4. A rear view mirror assembly comprising a mounting base adapted to be attached to the interior of the vehicle, a support arm depending downwardly from the mounting base and integrally connected thereto by a pair of laterally spaced vertically extending shear sections and a horizontally extending section, a strap member connected to the rear surface of the mounting base at a first point and to the rear surface of the support arm at a second point, said first point located vertically above the web section and said second point located vertically below the web section, a mirror element having a forwardly facing reflecting surface rearwardly adjustably connected to a lower portion of the support arm, and a resilient covering secured to the mounting base and frontally covering the base section and the upper end of the support arm including the web section and shear sections.

References Cited UNITED STATES PATENTS 2,860,545 11/1958 Herr et a1 248-478 ROY D. FRAZIER Primary Examiner.

F. DOMOTOR, Assistant Examiner.

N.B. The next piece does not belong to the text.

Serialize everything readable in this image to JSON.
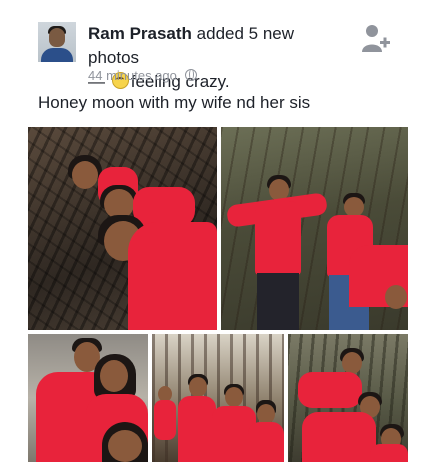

Patent Citations
Cited PatentFiling datePublication dateApplicantTitle
US2860545 *Jul 18, 1955Nov 18, 1958Happich Gmbh GebrRear view mirror mounting structure
Referenced by
Citing PatentFiling datePublication dateApplicantTitle
US3599926 *Sep 24, 1969Aug 17, 1971Honda Motor Co LtdRearview-mirror attaching apparatus for vehicle
US3782218 *Jul 27, 1971Jan 1, 1974Daimler Benz AgAdjustable and tiltable rearview mirror especially for passenger motor vehicles
US4066235 *Dec 1, 1975Jan 3, 1978Ichikoh Industries LimitedBreakaway mirror mounting
US4254931 *Jun 25, 1979Mar 10, 1981Standard Mirror Company, Inc.Rear view mirror mount for interior of automobile
US4909470 *Oct 7, 1988Mar 20, 1990Prince CorporationOverhead console with breakaway mount
US4936533 *Nov 15, 1988Jun 26, 1990Donnelly CorporationMounting assembly for vehicle accessories
US5455716 *Dec 10, 1992Oct 3, 1995Prince CorporationVehicle mirror with electrical accessories
US7762512 *Mar 22, 2005Jul 27, 2010Carnevali Jeffrey DSelf leveling adaptor
DE19958158A1 *Dec 3, 1999Jun 7, 2001Volkswagen AgDevice for fixing e.g. internal mirrors onto vehicle bodies uses through opening in sheet metal body covered by fixing element which has thinner metal element and thicker metal element overlapping edge of opening
DE19958158B4 *Dec 3, 1999Sep 29, 2011Volkswagen AgAnordnung zur Befestigung eines Montageteils an einem Wandabschnitt eines Blechkörpers
Classifications
U.S. Classification248/479, 248/549
International ClassificationB60R1/02, B60R1/04
Cooperative ClassificationB60R1/04
European ClassificationB60R1/04